But CBRE’s statement said that after this replacement was supposed to have taken place, on 21 September it received an email from Forkin saying that Bollinway Properties had exercised a purchase option it had agreed with Solutus which allowed it to buy the portfolio for the amount outstanding on the loan. That purchase option was agreed on 12 August, before Forkin’s replacement.
CBRE wants the court to block the sale of the portfolio, confirm that the purchase option was not valid and that Forkin is no longer in control of the portfolio or the bankrupt company that owns it.
Six of the original 31 properties in the portfolio were sold in June for £31M, which would mean there is £232M outstanding on the loan, and this is the minimum amount Bollinway would have to pay.
That is more than the £194M estimate of the vacant possession value of the portfolio when the loan was issued in 2013, but much less than the £314M open market valuation in 2013. At its peak in 2016 the portfolio was valued at £360M.
The six assets sold in June were disposed of at an average premium of 18% to their vacant possession valuation, according to an estimate by Bisnow using public documents. A similar rate would mean the remaining 25 assets are valued at about £200M.
The events leading up to the legal claim are as complicated as the claim itself. Solutus was appointed special servicer to the CMBS loan in February, and five days later Toys R Us went into administration.

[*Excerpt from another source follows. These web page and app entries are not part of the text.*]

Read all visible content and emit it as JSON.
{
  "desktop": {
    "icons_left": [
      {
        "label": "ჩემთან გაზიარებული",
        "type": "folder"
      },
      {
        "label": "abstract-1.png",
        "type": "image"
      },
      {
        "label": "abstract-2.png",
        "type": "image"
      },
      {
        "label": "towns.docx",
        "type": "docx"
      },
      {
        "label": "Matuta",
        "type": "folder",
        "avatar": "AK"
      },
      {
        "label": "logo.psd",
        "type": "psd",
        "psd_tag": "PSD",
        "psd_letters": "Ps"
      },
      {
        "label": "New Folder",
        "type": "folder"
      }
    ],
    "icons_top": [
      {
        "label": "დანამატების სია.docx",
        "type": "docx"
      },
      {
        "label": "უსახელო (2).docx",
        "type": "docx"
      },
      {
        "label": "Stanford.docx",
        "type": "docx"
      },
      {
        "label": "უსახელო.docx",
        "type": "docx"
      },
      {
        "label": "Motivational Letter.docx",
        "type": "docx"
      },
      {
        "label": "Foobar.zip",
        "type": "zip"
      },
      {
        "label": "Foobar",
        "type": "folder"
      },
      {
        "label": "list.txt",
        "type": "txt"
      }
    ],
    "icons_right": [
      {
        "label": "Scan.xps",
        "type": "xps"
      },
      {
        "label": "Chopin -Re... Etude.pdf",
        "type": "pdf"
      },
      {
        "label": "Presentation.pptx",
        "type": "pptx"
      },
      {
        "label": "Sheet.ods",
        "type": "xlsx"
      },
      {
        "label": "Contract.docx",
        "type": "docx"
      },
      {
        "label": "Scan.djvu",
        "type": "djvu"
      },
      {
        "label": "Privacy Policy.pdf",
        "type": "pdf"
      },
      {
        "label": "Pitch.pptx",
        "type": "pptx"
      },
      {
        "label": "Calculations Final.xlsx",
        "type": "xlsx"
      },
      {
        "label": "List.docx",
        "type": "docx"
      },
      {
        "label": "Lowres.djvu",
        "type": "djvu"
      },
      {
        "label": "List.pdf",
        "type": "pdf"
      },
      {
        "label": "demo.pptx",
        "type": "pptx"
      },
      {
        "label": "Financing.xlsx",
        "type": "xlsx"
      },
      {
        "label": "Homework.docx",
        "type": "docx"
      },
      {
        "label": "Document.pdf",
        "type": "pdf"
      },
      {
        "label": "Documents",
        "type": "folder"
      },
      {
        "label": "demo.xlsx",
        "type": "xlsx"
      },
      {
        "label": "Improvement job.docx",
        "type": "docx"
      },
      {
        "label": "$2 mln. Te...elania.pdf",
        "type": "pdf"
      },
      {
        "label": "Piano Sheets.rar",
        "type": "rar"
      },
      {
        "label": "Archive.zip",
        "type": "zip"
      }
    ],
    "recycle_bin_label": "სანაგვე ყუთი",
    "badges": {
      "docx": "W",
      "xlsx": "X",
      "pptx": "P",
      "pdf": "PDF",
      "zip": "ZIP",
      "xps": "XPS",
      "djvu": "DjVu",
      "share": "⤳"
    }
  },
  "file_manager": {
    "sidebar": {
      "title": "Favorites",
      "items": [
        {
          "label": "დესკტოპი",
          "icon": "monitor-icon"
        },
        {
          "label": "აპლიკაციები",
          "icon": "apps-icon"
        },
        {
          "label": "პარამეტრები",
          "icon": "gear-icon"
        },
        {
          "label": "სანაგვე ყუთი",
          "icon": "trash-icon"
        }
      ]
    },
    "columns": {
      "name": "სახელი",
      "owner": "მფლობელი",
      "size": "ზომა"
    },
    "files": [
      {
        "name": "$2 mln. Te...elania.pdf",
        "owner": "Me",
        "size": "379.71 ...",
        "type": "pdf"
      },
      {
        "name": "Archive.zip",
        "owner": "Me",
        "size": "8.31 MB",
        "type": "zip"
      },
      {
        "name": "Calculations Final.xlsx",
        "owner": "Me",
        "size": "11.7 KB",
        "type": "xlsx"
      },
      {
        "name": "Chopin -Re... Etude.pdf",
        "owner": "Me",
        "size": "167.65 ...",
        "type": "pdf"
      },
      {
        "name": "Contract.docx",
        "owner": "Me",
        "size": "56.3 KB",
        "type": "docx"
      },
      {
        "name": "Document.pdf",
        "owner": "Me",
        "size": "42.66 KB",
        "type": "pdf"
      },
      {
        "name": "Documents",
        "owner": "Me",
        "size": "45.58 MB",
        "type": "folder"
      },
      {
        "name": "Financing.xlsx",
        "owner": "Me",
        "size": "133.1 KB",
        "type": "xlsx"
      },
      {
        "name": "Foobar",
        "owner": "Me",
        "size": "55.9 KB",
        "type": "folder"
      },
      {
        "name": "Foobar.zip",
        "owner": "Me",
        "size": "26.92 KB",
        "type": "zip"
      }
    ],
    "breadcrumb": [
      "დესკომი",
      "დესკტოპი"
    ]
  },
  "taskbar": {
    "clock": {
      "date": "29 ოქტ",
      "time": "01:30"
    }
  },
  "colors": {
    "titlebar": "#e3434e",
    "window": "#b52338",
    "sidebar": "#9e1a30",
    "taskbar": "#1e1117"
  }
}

In March Forkin was appointed receiver to the property portfolio and the special purpose vehicle which owned it, which was previously controlled by Toys R Us’ former owners, KKR, Bain Capital and Vornado.
Advisors Cushman & Wakefield and Morgan Williams were appointed at the same time to come up with a business plan to maximise the value of the portfolio by reletting stores and selling off the assets.
In April, Forkin and Solutus sold the shares in the company that owned the portfolio to Acepark, which owns Solutus.
Solutus flagged the sale and the cross-ownership in a public statement to bondholders in June. The sale of the shares “creates an alignment of interest between creditors and Acepark who is now investing significant resources into the management of the portfolio and execution of the business plan” Solutus said.
According to Acepark’s most recent set of accounts it has taken on £360M of liabilities by buying the shares in the company that owns the portfolio, but it thinks the sale of the properties will allow the £263M loan to be repaid in full and leave it with a profit.
If CBRE’s legal claim is successful, and its directors are appointed as the receivers in place of Forkin, Acepark and Solutus, a new strategy for the assets would need to be devised.
Reletting the stores will not be easy, whoever owns them. The 24 stores are all out-of-town retail park units, with an average size of 40K SF. There are few tenants looking to take such large units in the current market, so whoever is in charge of the portfolio will need to look at options including chopping up stores into smaller units.
They could be leased to leisure or even last-mile logistics occupiers, but since such firms typically pay lower rents than retailers, the value of the assets would fall.
Solutus and CBRE declined to comment.